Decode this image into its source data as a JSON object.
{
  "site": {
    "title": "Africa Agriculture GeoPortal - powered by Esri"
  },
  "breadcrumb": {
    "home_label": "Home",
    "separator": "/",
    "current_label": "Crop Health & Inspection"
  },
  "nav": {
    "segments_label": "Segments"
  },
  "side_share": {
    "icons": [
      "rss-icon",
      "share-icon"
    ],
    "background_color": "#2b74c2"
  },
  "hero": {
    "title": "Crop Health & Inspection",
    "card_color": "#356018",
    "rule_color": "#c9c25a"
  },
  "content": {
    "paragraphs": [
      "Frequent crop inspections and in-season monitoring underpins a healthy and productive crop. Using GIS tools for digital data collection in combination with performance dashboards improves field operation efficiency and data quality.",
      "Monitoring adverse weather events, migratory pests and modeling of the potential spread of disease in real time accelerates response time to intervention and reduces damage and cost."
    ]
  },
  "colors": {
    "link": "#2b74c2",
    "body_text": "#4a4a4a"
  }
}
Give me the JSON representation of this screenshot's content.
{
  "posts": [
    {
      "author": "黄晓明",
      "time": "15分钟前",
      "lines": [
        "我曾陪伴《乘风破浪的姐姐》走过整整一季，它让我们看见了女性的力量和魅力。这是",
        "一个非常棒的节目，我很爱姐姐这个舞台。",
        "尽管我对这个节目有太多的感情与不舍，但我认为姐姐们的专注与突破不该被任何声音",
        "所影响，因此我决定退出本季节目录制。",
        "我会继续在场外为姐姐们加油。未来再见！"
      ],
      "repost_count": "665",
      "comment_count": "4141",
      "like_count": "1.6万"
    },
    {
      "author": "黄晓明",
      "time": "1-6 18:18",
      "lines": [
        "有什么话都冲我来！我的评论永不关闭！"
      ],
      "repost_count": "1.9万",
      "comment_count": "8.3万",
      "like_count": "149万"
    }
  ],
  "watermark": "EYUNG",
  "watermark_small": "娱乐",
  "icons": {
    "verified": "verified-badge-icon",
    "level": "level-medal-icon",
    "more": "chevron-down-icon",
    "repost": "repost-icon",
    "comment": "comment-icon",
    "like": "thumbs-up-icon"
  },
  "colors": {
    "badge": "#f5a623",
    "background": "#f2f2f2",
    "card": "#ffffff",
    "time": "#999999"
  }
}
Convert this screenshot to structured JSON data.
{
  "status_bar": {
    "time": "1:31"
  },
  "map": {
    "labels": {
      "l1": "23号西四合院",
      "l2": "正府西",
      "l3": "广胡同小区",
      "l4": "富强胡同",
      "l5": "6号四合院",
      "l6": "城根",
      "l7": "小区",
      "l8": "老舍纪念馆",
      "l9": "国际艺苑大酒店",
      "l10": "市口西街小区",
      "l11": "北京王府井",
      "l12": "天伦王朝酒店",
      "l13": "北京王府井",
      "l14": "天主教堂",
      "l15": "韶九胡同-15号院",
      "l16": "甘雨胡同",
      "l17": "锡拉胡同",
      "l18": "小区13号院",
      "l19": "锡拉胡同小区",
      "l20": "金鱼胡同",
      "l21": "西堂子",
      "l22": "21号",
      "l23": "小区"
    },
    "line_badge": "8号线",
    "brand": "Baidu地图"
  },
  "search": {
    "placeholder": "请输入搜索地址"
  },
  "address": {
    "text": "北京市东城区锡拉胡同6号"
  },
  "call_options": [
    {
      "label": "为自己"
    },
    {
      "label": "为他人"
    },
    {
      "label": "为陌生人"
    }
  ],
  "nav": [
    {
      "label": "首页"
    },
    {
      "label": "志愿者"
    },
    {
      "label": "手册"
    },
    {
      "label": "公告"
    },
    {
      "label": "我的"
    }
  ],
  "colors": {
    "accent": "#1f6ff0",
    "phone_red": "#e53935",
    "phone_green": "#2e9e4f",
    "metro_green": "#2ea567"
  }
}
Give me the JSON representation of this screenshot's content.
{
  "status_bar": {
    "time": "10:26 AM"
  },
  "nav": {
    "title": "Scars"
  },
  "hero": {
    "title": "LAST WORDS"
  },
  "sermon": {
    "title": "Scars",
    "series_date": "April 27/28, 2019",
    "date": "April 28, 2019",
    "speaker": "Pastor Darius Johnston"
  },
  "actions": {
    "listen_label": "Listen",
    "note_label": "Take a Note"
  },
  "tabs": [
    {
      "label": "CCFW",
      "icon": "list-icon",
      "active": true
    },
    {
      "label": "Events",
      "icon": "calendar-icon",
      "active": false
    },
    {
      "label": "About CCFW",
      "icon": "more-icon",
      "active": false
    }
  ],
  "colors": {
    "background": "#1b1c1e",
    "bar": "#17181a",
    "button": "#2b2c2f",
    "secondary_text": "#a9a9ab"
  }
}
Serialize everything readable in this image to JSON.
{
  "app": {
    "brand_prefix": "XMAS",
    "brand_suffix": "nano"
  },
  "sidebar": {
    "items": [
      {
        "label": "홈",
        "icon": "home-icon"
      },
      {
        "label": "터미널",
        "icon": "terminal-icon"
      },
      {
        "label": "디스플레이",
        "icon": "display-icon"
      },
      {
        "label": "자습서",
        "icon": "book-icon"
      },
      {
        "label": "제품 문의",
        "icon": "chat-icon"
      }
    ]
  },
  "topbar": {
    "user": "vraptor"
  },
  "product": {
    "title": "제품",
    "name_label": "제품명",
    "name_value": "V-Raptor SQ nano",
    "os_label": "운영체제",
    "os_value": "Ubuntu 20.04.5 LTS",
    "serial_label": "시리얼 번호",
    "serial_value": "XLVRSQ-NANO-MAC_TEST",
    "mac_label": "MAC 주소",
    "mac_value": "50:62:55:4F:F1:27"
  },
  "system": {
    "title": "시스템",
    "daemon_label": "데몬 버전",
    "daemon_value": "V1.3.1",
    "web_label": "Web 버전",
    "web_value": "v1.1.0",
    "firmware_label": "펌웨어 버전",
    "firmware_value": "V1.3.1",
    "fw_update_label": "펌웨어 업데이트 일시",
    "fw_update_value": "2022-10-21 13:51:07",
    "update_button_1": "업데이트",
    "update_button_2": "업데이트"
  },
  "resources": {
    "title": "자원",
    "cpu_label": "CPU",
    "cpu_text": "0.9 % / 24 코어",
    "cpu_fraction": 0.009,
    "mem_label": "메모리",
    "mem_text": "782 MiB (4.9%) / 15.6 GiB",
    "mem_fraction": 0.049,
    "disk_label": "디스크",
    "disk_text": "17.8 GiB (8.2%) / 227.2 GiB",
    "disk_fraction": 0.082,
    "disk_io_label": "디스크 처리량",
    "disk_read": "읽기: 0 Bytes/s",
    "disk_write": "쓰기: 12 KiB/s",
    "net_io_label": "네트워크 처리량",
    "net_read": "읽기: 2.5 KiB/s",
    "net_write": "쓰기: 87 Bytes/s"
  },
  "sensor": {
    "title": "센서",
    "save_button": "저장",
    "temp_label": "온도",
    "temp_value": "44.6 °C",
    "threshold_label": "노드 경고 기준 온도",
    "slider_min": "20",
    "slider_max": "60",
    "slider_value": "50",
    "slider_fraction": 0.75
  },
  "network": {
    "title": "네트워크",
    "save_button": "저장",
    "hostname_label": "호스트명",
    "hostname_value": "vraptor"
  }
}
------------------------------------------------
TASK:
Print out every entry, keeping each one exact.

TASK OUTPUT:
Decode this image into its source data as a JSON object.
{
  "site": {
    "title": "Africa Agriculture GeoPortal - powered by Esri"
  },
  "breadcrumb": {
    "home_label": "Home",
    "separator": "/",
    "current_label": "Crop Health & Inspection"
  },
  "nav": {
    "segments_label": "Segments"
  },
  "side_share": {
    "icons": [
      "rss-icon",
      "share-icon"
    ],
    "background_color": "#2b74c2"
  },
  "hero": {
    "title": "Crop Health & Inspection",
    "card_color": "#356018",
    "rule_color": "#c9c25a"
  },
  "content": {
    "paragraphs": [
      "Frequent crop inspections and in-season monitoring underpins a healthy and productive crop. Using GIS tools for digital data collection in combination with performance dashboards improves field operation efficiency and data quality.",
      "Monitoring adverse weather events, migratory pests and modeling of the potential spread of disease in real time accelerates response time to intervention and reduces damage and cost."
    ]
  },
  "colors": {
    "link": "#2b74c2",
    "body_text": "#4a4a4a"
  }
}
Give me the JSON representation of this screenshot's content.
{
  "posts": [
    {
      "author": "黄晓明",
      "time": "15分钟前",
      "lines": [
        "我曾陪伴《乘风破浪的姐姐》走过整整一季，它让我们看见了女性的力量和魅力。这是",
        "一个非常棒的节目，我很爱姐姐这个舞台。",
        "尽管我对这个节目有太多的感情与不舍，但我认为姐姐们的专注与突破不该被任何声音",
        "所影响，因此我决定退出本季节目录制。",
        "我会继续在场外为姐姐们加油。未来再见！"
      ],
      "repost_count": "665",
      "comment_count": "4141",
      "like_count": "1.6万"
    },
    {
      "author": "黄晓明",
      "time": "1-6 18:18",
      "lines": [
        "有什么话都冲我来！我的评论永不关闭！"
      ],
      "repost_count": "1.9万",
      "comment_count": "8.3万",
      "like_count": "149万"
    }
  ],
  "watermark": "EYUNG",
  "watermark_small": "娱乐",
  "icons": {
    "verified": "verified-badge-icon",
    "level": "level-medal-icon",
    "more": "chevron-down-icon",
    "repost": "repost-icon",
    "comment": "comment-icon",
    "like": "thumbs-up-icon"
  },
  "colors": {
    "badge": "#f5a623",
    "background": "#f2f2f2",
    "card": "#ffffff",
    "time": "#999999"
  }
}
Convert this screenshot to structured JSON data.
{
  "status_bar": {
    "time": "1:31"
  },
  "map": {
    "labels": {
      "l1": "23号西四合院",
      "l2": "正府西",
      "l3": "广胡同小区",
      "l4": "富强胡同",
      "l5": "6号四合院",
      "l6": "城根",
      "l7": "小区",
      "l8": "老舍纪念馆",
      "l9": "国际艺苑大酒店",
      "l10": "市口西街小区",
      "l11": "北京王府井",
      "l12": "天伦王朝酒店",
      "l13": "北京王府井",
      "l14": "天主教堂",
      "l15": "韶九胡同-15号院",
      "l16": "甘雨胡同",
      "l17": "锡拉胡同",
      "l18": "小区13号院",
      "l19": "锡拉胡同小区",
      "l20": "金鱼胡同",
      "l21": "西堂子",
      "l22": "21号",
      "l23": "小区"
    },
    "line_badge": "8号线",
    "brand": "Baidu地图"
  },
  "search": {
    "placeholder": "请输入搜索地址"
  },
  "address": {
    "text": "北京市东城区锡拉胡同6号"
  },
  "call_options": [
    {
      "label": "为自己"
    },
    {
      "label": "为他人"
    },
    {
      "label": "为陌生人"
    }
  ],
  "nav": [
    {
      "label": "首页"
    },
    {
      "label": "志愿者"
    },
    {
      "label": "手册"
    },
    {
      "label": "公告"
    },
    {
      "label": "我的"
    }
  ],
  "colors": {
    "accent": "#1f6ff0",
    "phone_red": "#e53935",
    "phone_green": "#2e9e4f",
    "metro_green": "#2ea567"
  }
}
Give me the JSON representation of this screenshot's content.
{
  "status_bar": {
    "time": "10:26 AM"
  },
  "nav": {
    "title": "Scars"
  },
  "hero": {
    "title": "LAST WORDS"
  },
  "sermon": {
    "title": "Scars",
    "series_date": "April 27/28, 2019",
    "date": "April 28, 2019",
    "speaker": "Pastor Darius Johnston"
  },
  "actions": {
    "listen_label": "Listen",
    "note_label": "Take a Note"
  },
  "tabs": [
    {
      "label": "CCFW",
      "icon": "list-icon",
      "active": true
    },
    {
      "label": "Events",
      "icon": "calendar-icon",
      "active": false
    },
    {
      "label": "About CCFW",
      "icon": "more-icon",
      "active": false
    }
  ],
  "colors": {
    "background": "#1b1c1e",
    "bar": "#17181a",
    "button": "#2b2c2f",
    "secondary_text": "#a9a9ab"
  }
}
Serialize everything readable in this image to JSON.
{
  "app": {
    "brand_prefix": "XMAS",
    "brand_suffix": "nano"
  },
  "sidebar": {
    "items": [
      {
        "label": "홈",
        "icon": "home-icon"
      },
      {
        "label": "터미널",
        "icon": "terminal-icon"
      },
      {
        "label": "디스플레이",
        "icon": "display-icon"
      },
      {
        "label": "자습서",
        "icon": "book-icon"
      },
      {
        "label": "제품 문의",
        "icon": "chat-icon"
      }
    ]
  },
  "topbar": {
    "user": "vraptor"
  },
  "product": {
    "title": "제품",
    "name_label": "제품명",
    "name_value": "V-Raptor SQ nano",
    "os_label": "운영체제",
    "os_value": "Ubuntu 20.04.5 LTS",
    "serial_label": "시리얼 번호",
    "serial_value": "XLVRSQ-NANO-MAC_TEST",
    "mac_label": "MAC 주소",
    "mac_value": "50:62:55:4F:F1:27"
  },
  "system": {
    "title": "시스템",
    "daemon_label": "데몬 버전",
    "daemon_value": "V1.3.1",
    "web_label": "Web 버전",
    "web_value": "v1.1.0",
    "firmware_label": "펌웨어 버전",
    "firmware_value": "V1.3.1",
    "fw_update_label": "펌웨어 업데이트 일시",
    "fw_update_value": "2022-10-21 13:51:07",
    "update_button_1": "업데이트",
    "update_button_2": "업데이트"
  },
  "resources": {
    "title": "자원",
    "cpu_label": "CPU",
    "cpu_text": "0.9 % / 24 코어",
    "cpu_fraction": 0.009,
    "mem_label": "메모리",
    "mem_text": "782 MiB (4.9%) / 15.6 GiB",
    "mem_fraction": 0.049,
    "disk_label": "디스크",
    "disk_text": "17.8 GiB (8.2%) / 227.2 GiB",
    "disk_fraction": 0.082,
    "disk_io_label": "디스크 처리량",
    "disk_read": "읽기: 0 Bytes/s",
    "disk_write": "쓰기: 12 KiB/s",
    "net_io_label": "네트워크 처리량",
    "net_read": "읽기: 2.5 KiB/s",
    "net_write": "쓰기: 87 Bytes/s"
  },
  "sensor": {
    "title": "센서",
    "save_button": "저장",
    "temp_label": "온도",
    "temp_value": "44.6 °C",
    "threshold_label": "노드 경고 기준 온도",
    "slider_min": "20",
    "slider_max": "60",
    "slider_value": "50",
    "slider_fraction": 0.75
  },
  "network": {
    "title": "네트워크",
    "save_button": "저장",
    "hostname_label": "호스트명",
    "hostname_value": "vraptor"
  }
}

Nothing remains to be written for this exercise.